     lanman auth = no
     ntlm auth = no
     kerberos method = system keytab
     obey pam restrictions = yes
     winbind enum users = yes
     winbind enum groups = yes

Update 8/29/2018: After updating and rebooting my smb service refused to start. It kept giving this very unhelpful message:

create_local_token failed: NT_STATUS_NO_MEMORY
ERROR: failed to setup guest info.
smb.service: main process exited, code=exited, status=255/n/a
Failed to start Samba SMB Daemon.

I couldn’t find any documentation on this and eventually resorted to just messing around with my smb.conf file. What fixed it was adding this to my configuration:


Replacing NETBIOS_DOMAIN_NAME with the old NetBIOS style domain name (what you would put in the domain part of domain\username for logging in) for my company. It worked!

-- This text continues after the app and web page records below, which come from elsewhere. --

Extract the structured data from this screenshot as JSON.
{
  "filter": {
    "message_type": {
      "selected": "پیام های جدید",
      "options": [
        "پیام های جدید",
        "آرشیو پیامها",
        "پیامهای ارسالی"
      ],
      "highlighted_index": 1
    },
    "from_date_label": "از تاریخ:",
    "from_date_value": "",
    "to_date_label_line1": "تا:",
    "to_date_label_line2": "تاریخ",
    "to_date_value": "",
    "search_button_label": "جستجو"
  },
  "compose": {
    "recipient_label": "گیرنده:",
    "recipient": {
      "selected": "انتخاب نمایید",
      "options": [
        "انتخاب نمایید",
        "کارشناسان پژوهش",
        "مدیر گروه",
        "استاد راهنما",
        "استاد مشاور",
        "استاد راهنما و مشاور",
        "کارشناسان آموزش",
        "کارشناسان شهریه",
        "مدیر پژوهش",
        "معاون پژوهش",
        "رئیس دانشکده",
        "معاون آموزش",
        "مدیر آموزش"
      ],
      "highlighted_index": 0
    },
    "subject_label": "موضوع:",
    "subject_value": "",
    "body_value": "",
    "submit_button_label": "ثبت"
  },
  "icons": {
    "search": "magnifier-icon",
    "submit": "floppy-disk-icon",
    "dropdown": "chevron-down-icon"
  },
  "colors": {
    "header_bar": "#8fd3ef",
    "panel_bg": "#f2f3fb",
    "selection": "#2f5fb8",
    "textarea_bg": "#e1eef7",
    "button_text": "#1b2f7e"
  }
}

Fix USB bluetooth in KDE Plasma on CentOS 7

I spent too many hours trying to figure this stupid thing out.. but FINALLY! I have my bluetooth headset working in CentOS 7 with the KDE 4 Plasma environment. Read on if you dare…

First, you must configure dbus to allow your user to use the bluetooth dongle. Add the following above the closing /busconfig tag.  Be sure to replace USERNAME with your user account:

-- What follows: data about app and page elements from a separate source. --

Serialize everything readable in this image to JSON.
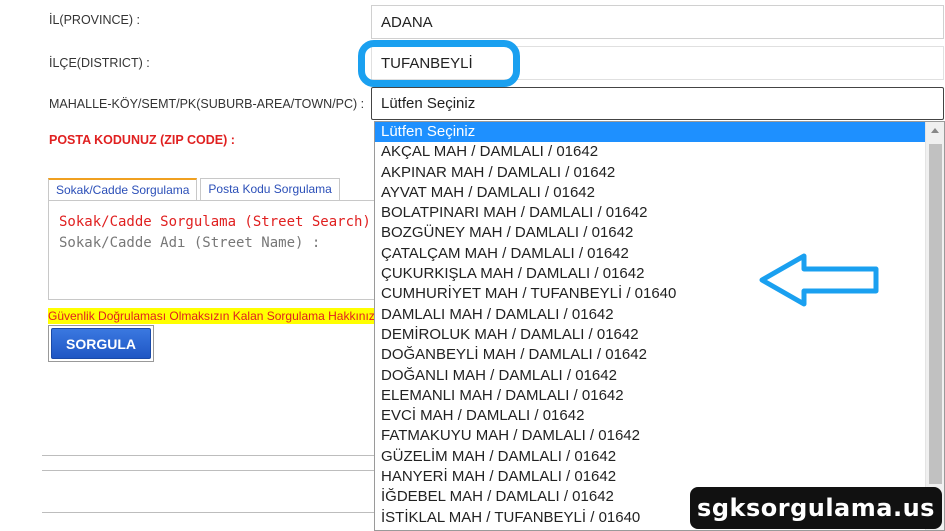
{
  "form": {
    "province_label": "İL(PROVINCE) :",
    "province_value": "ADANA",
    "district_label": "İLÇE(DISTRICT) :",
    "district_value": "TUFANBEYLİ",
    "suburb_label": "MAHALLE-KÖY/SEMT/PK(SUBURB-AREA/TOWN/PC) :",
    "suburb_value": "Lütfen Seçiniz",
    "zip_label": "POSTA KODUNUZ (ZIP CODE) :"
  },
  "tabs": [
    {
      "label": "Sokak/Cadde Sorgulama"
    },
    {
      "label": "Posta Kodu Sorgulama"
    }
  ],
  "panel": {
    "title": "Sokak/Cadde Sorgulama (Street Search)",
    "street_label": "Sokak/Cadde Adı (Street Name) :"
  },
  "warning": "Güvenlik Doğrulaması Olmaksızın Kalan Sorgulama Hakkınız",
  "query_button": "SORGULA",
  "dropdown": {
    "options": [
      "Lütfen Seçiniz",
      "AKÇAL MAH / DAMLALI / 01642",
      "AKPINAR MAH / DAMLALI / 01642",
      "AYVAT MAH / DAMLALI / 01642",
      "BOLATPINARI MAH / DAMLALI / 01642",
      "BOZGÜNEY MAH / DAMLALI / 01642",
      "ÇATALÇAM MAH / DAMLALI / 01642",
      "ÇUKURKIŞLA MAH / DAMLALI / 01642",
      "CUMHURİYET MAH / TUFANBEYLİ / 01640",
      "DAMLALI MAH / DAMLALI / 01642",
      "DEMİROLUK MAH / DAMLALI / 01642",
      "DOĞANBEYLİ MAH / DAMLALI / 01642",
      "DOĞANLI MAH / DAMLALI / 01642",
      "ELEMANLI MAH / DAMLALI / 01642",
      "EVCİ MAH / DAMLALI / 01642",
      "FATMAKUYU MAH / DAMLALI / 01642",
      "GÜZELİM MAH / DAMLALI / 01642",
      "HANYERİ MAH / DAMLALI / 01642",
      "İĞDEBEL MAH / DAMLALI / 01642",
      "İSTİKLAL MAH / TUFANBEYLİ / 01640"
    ]
  },
  "watermark": "sgksorgulama.us",
  "colors": {
    "highlight": "#1aa0f0",
    "selected_option": "#1e90ff",
    "warning_bg": "#ffff00",
    "label_red": "#e02020",
    "button_blue": "#1f56c4"
  }
}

sudo nano /etc/dbus-1/system.d/bluetooth.conf
  <policy user="USERNAME">
    <allow send_destination="org.bluez"/>
    <allow send_interface="org.bluez.Agent1"/>
    <allow send_interface="org.bluez.GattCharacteristic1"/>
    <allow send_interface="org.bluez.GattDescriptor1"/>
    <allow send_interface="org.freedesktop.DBus.ObjectManager"/>
    <allow send_interface="org.freedesktop.DBus.Properties"/>

Remove and re-plug the adapter in.

Next, follow Arch Linux’s excellent guide on how to pair a bluetooth device using bluetoothctl

[bluetooth]# power on
[bluetooth]# agent on
[bluetooth]# default-agent
[bluetooth]# scan on

Now make sure that your headset is in pairing mode. It should be discovered shortly. For example,

[NEW] Device 00:1D:43:6D:03:26 Lasmex LBT10

shows a device that calls itself “Lasmex LBT10” and has MAC address “00:1D:43:6D:03:26”. We will now use that MAC address to initiate the pairing:

[bluetooth]# pair 00:1D:43:6D:03:26

After pairing, you also need to explicitly connect the device (every time?):

[bluetooth]# connect 00:1D:43:6D:03:26

If you’re getting a connection error org.bluez.Error.Failed retry by killing existing PulseAudio daemon first:

$ pulseaudio -k
[bluetooth]# connect 00:1D:43:6D:03:26

Finally, configure pulseaudio to automatically switch all audio to your headset by adding the following line to the bottom of /etc/pulse/default.pa:

nano /etc/pulse/default.pa

# automatically switch to newly-connected devices
load-module module-switch-on-connect

Update 7/27: I rebooted my machine and lost my bluetooth, to my dismay. I discovered that my user needs to be a member of the audio group. Since I’m in an active directory environment I think the local audio group got removed at reboot. So, to restore it, as root I had to run this:

usermod -aG audio <user>

After doing that, to prevent logging out and back in again, you can do the following:


Once that’s done all the bluetoothctl commands worked again.